Generally speaking, employers have the right to dismiss employees that fail to report to work sober, and perform their duties in a safe manner, particularly where these requirements have been clearly communicated through written policy.
Much legal ink has been spilled over the past year about the impact of cannabis legalization on the workplace (see our overview here). At the end of the day, however, the basic rules of the game have not changed. Employees still cannot expect to attend at work while intoxicated. Employers can still insist on sobriety in the workplace. And safety-concerns regarding how to structure operations remain a foremost consideration in any workplace (and in fact are mandated by operation of the Occupational Health and Safety Act).
The legal doctrine of frustration of contract is well known to employment lawyers but its application is not all that intuitive to the average employer or employee. In the recent case of Hoekstra v. Rehability Occupational Therapy Inc., 2019 ONSC 562, the Ontario Superior Court of Justice was asked to revisit this doctrine and opine as to whether an employee, as compared to an employer, can ever assert frustration to end an employment relationship.
We are not long into 2019 and yet one thing already seems clear – the law concerning employment contract termination clauses will continue to be the focus of a great deal of litigation in Ontario. In just the past few months alone, new decisions from the Superior Court have helped to advance the law and provide further guidance to employers on proper drafting of termination clauses.
The size of an employee’s salary is often seen as an indicator of importance within an organization. Thus, when women are paid less than their male counterparts for performing similar work, it suggests that their efforts are somehow of lesser value.

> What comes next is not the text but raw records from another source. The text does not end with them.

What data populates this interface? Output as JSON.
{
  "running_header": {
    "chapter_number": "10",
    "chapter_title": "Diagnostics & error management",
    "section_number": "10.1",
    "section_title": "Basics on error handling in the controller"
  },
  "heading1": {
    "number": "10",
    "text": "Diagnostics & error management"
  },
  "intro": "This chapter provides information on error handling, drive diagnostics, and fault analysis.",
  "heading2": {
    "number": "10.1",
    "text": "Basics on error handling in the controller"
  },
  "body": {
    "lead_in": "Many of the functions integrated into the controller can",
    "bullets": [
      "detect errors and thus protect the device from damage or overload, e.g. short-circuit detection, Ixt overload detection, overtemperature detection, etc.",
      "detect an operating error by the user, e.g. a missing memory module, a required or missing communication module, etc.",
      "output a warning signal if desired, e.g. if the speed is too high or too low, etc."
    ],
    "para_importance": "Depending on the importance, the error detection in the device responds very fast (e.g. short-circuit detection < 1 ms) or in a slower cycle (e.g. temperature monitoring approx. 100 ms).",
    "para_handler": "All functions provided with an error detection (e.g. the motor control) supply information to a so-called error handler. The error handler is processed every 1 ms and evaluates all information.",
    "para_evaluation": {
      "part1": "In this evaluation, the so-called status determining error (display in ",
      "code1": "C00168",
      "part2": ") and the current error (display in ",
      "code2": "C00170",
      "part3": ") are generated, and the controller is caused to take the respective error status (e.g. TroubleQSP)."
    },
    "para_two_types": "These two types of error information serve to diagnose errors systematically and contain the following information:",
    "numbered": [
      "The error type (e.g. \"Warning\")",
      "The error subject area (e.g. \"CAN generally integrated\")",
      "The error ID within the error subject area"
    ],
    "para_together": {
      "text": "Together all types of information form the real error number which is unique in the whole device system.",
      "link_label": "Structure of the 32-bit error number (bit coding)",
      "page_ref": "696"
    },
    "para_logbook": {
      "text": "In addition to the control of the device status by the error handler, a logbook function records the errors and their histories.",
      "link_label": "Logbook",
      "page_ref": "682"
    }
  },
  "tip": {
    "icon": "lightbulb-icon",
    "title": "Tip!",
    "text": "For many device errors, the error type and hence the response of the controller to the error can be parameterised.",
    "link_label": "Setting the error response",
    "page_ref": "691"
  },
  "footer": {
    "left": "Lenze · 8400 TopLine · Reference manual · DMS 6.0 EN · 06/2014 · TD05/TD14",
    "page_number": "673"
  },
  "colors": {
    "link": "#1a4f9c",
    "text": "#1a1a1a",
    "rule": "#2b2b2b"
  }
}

In Ontario, we have a number of legal mechanisms that are designed to reduce gender-based wage disparity, however, it remains a reality in far too many workplaces.
On January 2, the Court of Appeal for Ontario released its first decision of 2019: Heller v. Uber Technologies Inc. et al. While the new year is just getting started, this decision is likely to be one of the most significant from an employment law perspective. Its implications are far-reaching and raise novel compliance challenges for Ontario employers that contract to resolve workplace disputes by way of private arbitration.